[Source records]
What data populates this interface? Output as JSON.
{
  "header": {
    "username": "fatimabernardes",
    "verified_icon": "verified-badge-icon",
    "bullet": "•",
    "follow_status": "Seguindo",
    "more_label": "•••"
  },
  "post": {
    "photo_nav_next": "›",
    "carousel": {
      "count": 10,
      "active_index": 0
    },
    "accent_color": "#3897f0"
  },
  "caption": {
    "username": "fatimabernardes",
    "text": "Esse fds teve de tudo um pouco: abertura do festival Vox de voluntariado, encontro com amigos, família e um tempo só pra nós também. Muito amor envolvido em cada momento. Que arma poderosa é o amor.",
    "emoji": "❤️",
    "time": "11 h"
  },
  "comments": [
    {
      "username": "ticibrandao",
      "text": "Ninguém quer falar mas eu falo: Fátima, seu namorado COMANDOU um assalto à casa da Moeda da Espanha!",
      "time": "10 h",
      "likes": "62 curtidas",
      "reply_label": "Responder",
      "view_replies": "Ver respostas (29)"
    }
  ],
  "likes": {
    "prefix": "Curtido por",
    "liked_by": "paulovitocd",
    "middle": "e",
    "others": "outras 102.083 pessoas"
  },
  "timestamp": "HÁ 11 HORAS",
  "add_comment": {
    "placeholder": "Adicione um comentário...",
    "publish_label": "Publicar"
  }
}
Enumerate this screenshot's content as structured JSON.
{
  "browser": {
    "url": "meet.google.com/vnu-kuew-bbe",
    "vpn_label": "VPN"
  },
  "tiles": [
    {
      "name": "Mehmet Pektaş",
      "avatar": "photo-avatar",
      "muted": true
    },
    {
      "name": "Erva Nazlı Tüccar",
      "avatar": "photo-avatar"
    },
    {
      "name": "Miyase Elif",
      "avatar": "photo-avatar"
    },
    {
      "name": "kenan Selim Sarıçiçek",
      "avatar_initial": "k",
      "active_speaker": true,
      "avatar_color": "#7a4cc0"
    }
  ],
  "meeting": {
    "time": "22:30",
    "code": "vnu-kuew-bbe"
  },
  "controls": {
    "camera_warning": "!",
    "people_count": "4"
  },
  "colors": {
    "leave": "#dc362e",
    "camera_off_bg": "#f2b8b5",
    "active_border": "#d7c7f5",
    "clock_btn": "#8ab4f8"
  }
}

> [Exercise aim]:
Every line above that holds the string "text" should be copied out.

> [Result of this task]:
    "text": "Esse fds teve de tudo um pouco: abertura do festival Vox de voluntariado, encontro com amigos, família e um tempo só pra nós também. Muito amor envolvido em cada momento. Que arma poderosa é o amor.",
      "text": "Ninguém quer falar mas eu falo: Fátima, seu namorado COMANDOU um assalto à casa da Moeda da Espanha!",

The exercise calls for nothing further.